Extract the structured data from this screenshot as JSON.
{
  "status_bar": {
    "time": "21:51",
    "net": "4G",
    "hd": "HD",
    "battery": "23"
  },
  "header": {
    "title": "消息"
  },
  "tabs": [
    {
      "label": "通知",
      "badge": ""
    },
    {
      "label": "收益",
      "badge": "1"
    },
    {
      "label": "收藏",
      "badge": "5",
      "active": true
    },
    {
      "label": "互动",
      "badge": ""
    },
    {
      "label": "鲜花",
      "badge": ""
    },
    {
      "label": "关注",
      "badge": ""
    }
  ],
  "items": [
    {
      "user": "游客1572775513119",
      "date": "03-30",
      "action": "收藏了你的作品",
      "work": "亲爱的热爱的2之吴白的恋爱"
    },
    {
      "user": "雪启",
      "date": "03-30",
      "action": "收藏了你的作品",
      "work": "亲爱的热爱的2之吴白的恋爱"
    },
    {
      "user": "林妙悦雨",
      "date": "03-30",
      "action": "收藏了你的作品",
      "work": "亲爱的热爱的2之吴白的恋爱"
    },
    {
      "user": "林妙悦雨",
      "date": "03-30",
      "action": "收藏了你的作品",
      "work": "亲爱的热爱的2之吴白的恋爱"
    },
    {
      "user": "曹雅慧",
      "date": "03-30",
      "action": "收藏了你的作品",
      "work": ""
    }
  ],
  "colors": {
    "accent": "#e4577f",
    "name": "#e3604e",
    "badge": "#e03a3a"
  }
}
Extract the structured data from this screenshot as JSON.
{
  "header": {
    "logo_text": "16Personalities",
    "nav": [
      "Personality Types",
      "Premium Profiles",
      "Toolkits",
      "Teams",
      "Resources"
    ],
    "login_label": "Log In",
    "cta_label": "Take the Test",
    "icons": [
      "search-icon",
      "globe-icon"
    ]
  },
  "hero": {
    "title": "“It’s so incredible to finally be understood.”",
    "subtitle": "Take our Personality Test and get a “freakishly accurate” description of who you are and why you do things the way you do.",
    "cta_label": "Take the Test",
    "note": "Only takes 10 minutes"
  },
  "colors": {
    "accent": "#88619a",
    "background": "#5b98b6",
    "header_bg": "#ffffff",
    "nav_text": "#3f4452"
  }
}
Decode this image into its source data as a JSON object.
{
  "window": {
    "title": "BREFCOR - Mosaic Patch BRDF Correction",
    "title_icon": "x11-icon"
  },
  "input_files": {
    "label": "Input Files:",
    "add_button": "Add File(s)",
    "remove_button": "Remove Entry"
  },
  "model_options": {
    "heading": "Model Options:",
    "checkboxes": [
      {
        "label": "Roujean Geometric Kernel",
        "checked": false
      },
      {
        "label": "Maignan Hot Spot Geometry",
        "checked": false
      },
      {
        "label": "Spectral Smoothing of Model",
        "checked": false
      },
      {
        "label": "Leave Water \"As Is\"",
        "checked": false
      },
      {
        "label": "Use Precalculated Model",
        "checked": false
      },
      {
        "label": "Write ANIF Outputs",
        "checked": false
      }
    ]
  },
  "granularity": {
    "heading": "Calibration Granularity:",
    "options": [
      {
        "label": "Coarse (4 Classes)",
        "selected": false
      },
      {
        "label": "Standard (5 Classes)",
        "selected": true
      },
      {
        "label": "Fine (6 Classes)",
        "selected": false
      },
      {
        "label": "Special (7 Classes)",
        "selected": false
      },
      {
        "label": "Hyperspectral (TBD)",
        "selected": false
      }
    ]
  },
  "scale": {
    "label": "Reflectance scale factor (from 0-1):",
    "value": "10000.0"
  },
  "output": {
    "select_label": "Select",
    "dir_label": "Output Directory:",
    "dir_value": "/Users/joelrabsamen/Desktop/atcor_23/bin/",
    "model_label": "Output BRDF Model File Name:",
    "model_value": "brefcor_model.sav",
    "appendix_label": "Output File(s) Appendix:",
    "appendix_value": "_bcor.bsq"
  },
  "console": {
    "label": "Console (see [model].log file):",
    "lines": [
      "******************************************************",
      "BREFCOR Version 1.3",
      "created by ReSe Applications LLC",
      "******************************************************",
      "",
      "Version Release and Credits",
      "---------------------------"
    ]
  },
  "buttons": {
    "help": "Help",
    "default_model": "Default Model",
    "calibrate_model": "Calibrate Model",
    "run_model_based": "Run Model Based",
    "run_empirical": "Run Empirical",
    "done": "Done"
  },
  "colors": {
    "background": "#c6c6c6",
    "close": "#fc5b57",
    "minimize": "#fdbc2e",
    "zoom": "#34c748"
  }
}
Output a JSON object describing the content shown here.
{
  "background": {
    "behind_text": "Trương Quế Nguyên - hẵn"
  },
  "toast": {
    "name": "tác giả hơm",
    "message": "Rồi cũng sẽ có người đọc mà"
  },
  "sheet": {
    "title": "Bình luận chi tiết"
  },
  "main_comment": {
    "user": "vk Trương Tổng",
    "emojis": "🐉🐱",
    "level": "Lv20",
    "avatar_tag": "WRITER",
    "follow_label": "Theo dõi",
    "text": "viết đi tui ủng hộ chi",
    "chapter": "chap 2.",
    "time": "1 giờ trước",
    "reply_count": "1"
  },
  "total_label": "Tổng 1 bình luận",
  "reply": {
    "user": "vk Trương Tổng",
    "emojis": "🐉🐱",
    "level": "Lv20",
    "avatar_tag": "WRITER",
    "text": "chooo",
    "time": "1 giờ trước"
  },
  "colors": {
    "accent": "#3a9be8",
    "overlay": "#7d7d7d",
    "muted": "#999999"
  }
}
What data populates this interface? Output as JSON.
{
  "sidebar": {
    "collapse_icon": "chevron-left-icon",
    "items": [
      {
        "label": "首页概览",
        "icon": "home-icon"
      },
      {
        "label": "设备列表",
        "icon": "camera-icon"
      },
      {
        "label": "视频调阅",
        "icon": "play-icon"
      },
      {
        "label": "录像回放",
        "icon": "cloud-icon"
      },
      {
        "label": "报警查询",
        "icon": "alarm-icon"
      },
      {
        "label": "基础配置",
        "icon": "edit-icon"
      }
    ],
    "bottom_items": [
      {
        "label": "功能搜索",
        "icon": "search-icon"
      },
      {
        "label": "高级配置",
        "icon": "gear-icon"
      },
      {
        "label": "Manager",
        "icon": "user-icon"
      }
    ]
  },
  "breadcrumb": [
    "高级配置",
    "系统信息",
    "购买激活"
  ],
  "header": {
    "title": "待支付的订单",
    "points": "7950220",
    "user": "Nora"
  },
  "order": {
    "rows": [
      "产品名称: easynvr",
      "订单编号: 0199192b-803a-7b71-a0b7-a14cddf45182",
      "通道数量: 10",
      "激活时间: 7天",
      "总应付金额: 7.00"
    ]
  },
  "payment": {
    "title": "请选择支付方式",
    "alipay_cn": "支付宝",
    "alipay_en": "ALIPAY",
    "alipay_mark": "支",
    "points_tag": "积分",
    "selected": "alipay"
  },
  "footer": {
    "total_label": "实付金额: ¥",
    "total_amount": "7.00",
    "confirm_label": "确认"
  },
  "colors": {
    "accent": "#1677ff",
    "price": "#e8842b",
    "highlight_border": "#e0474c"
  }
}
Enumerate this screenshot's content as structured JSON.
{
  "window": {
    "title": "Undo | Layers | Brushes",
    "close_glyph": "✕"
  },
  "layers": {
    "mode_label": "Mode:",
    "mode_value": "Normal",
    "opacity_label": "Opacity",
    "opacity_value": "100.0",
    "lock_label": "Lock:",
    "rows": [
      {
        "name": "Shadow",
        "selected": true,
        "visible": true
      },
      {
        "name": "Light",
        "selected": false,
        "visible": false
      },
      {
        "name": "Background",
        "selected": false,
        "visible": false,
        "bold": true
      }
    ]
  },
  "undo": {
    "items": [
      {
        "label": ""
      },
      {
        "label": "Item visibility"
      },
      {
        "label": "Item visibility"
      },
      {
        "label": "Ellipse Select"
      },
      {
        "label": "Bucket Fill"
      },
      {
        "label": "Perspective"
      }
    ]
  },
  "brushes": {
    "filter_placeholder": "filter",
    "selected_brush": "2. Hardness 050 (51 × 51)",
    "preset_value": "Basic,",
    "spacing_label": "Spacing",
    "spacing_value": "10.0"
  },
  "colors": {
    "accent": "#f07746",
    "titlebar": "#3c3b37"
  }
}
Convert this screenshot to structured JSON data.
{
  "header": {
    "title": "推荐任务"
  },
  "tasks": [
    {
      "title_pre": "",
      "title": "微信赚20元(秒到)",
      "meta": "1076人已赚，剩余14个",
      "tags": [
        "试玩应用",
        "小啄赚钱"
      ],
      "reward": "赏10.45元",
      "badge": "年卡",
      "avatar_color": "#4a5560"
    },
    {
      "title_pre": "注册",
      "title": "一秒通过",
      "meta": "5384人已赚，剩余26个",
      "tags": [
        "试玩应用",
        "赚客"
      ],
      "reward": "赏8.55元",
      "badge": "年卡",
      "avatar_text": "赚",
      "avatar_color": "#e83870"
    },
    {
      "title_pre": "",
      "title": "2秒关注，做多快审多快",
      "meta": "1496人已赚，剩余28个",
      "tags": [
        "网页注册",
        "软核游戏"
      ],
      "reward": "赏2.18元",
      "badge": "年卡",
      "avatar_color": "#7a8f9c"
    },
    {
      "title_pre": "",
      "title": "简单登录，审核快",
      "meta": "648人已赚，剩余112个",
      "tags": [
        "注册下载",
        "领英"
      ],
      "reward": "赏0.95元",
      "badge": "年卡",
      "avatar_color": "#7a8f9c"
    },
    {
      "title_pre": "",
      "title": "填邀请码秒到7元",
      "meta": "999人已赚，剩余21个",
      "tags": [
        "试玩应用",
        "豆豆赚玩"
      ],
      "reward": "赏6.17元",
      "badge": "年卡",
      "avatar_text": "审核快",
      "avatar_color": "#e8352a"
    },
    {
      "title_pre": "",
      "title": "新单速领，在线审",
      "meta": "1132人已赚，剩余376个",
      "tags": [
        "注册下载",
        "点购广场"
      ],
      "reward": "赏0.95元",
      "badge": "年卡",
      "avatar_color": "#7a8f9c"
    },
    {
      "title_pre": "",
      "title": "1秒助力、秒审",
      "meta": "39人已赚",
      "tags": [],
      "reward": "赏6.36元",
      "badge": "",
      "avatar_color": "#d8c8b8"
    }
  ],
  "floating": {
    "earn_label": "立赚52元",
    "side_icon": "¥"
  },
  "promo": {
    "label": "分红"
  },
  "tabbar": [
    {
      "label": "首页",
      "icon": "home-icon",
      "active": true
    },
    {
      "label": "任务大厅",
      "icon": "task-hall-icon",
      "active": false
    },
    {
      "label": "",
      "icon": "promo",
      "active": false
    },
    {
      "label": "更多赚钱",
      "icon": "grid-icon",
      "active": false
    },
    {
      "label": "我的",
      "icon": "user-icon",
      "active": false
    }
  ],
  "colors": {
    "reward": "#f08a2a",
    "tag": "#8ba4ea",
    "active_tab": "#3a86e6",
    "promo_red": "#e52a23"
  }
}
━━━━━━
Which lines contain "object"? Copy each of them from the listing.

Response to the exercise:
Decode this image into its source data as a JSON object.
Output a JSON object describing the content shown here.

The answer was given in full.